TAKING a cue from the recent pronouncement of President Ferdinand “Bongbong” Marcos Jr. that the local workforce is the country’s greatest asset, the Technical Education and Skills Development Authority (Tesda) said it is now focusing its efforts to upskill and re-skill workers to pave the way for more employment opportunities.
This direction comes as the government follows up with the investment pledges of foreign businesses during the Chief Executive’s recent participation in the World Economic Forum in Davos, Switzerland.
“Through our National Technical Education Skills Development Plan, this is one of the bases for the courses being developed by Tesda under our enterprise demand-driven program,” Tesda Deputy Director General Aniceto Bertiz 2nd said in a televised briefing.
Bertiz noted that the agency has partnered with different industries to ensure that the skills of the workers match with the qualifications needed for the available positions.
Tesda is also in a series of collaborations with other countries in the Middle East as well as Hungary, South Korea, Japan and fellow member states in the Association of Southeast Asian Nations (Asean) for the “mutual recognition of training and certification,” he said.
“We are adopting the best practices of those countries so that we are ready once the foreign investors come in,” said Bertiz.
Tesda is also preparing to be an attached agency of the Department of Labor and Employment to address job skills mismatch.
“We have 16 regional offices and 82 provincial offices plus 4,700 Tesda-run schools, both private and public, gearing up for the entry of investments in the country,” he said.

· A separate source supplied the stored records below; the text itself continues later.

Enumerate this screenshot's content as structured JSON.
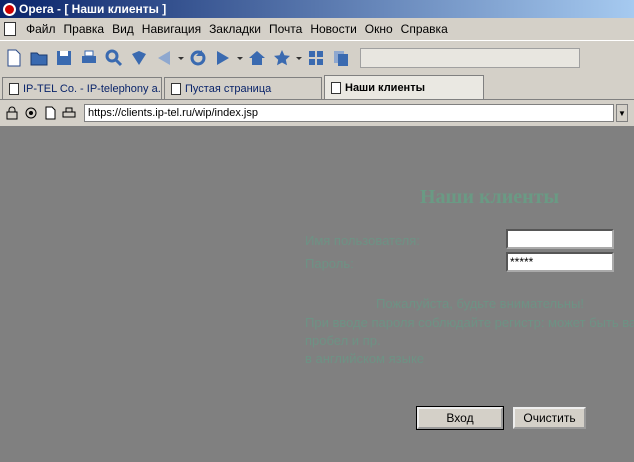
{
  "window": {
    "title": "Opera - [ Наши клиенты ]"
  },
  "menu": [
    "Файл",
    "Правка",
    "Вид",
    "Навигация",
    "Закладки",
    "Почта",
    "Новости",
    "Окно",
    "Справка"
  ],
  "toolbar": {
    "icons": [
      "new-page-icon",
      "open-folder-icon",
      "save-icon",
      "print-icon",
      "find-icon",
      "hotlist-icon",
      "back-icon",
      "reload-icon",
      "forward-icon",
      "home-icon",
      "bookmark-star-icon",
      "tile-icon",
      "cascade-icon"
    ]
  },
  "tabs": [
    {
      "label": "IP-TEL Co. - IP-telephony a..."
    },
    {
      "label": "Пустая страница"
    },
    {
      "label": "Наши клиенты"
    }
  ],
  "address": {
    "url": "https://clients.ip-tel.ru/wip/index.jsp"
  },
  "page": {
    "heading": "Наши клиенты",
    "login_label": "Имя пользователя:",
    "password_label": "Пароль:",
    "login_value": "",
    "password_value": "*****",
    "messages": [
      "Пожалуйста, будьте внимательны!",
      "При вводе пароля соблюдайте регистр: может быть важен",
      "пробел и пр.",
      "в английском языке"
    ],
    "login_button": "Вход",
    "clear_button": "Очистить"
  },
  "colors": {
    "titlebar": "#0a246a",
    "chrome": "#d4d0c8",
    "content_bg": "#808080",
    "faint_text": "#6d9284"
  }
}
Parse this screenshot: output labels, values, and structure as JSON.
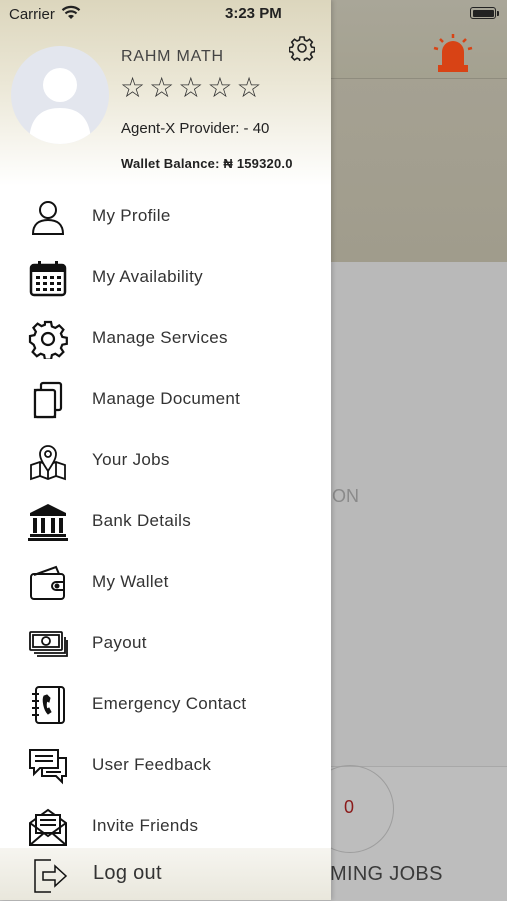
{
  "status_bar": {
    "carrier": "Carrier",
    "time": "3:23 PM"
  },
  "profile": {
    "name": "RAHM MATH",
    "rating_stars": 5,
    "rating_filled": 0,
    "provider_line": "Agent-X Provider: - 40",
    "wallet_line": "Wallet Balance: ₦ 159320.0"
  },
  "menu": {
    "items": [
      {
        "label": "My Profile",
        "icon": "user-icon"
      },
      {
        "label": "My Availability",
        "icon": "calendar-icon"
      },
      {
        "label": "Manage Services",
        "icon": "gear-icon"
      },
      {
        "label": "Manage Document",
        "icon": "documents-icon"
      },
      {
        "label": "Your Jobs",
        "icon": "map-pin-icon"
      },
      {
        "label": "Bank Details",
        "icon": "bank-icon"
      },
      {
        "label": "My Wallet",
        "icon": "wallet-icon"
      },
      {
        "label": "Payout",
        "icon": "cash-icon"
      },
      {
        "label": "Emergency Contact",
        "icon": "phone-book-icon"
      },
      {
        "label": "User Feedback",
        "icon": "chat-icon"
      },
      {
        "label": "Invite Friends",
        "icon": "envelope-icon"
      }
    ],
    "logout_label": "Log out"
  },
  "background": {
    "partial_text": "ON",
    "upcoming_count": "0",
    "upcoming_label": "MING JOBS"
  },
  "colors": {
    "alarm": "#d84315",
    "drawer_header": "#dcd6bd",
    "count_text": "#8b1a1a"
  }
}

“We are also coordinating with different stakeholders and industries for the further development of courses being offered by Tesda,” he added.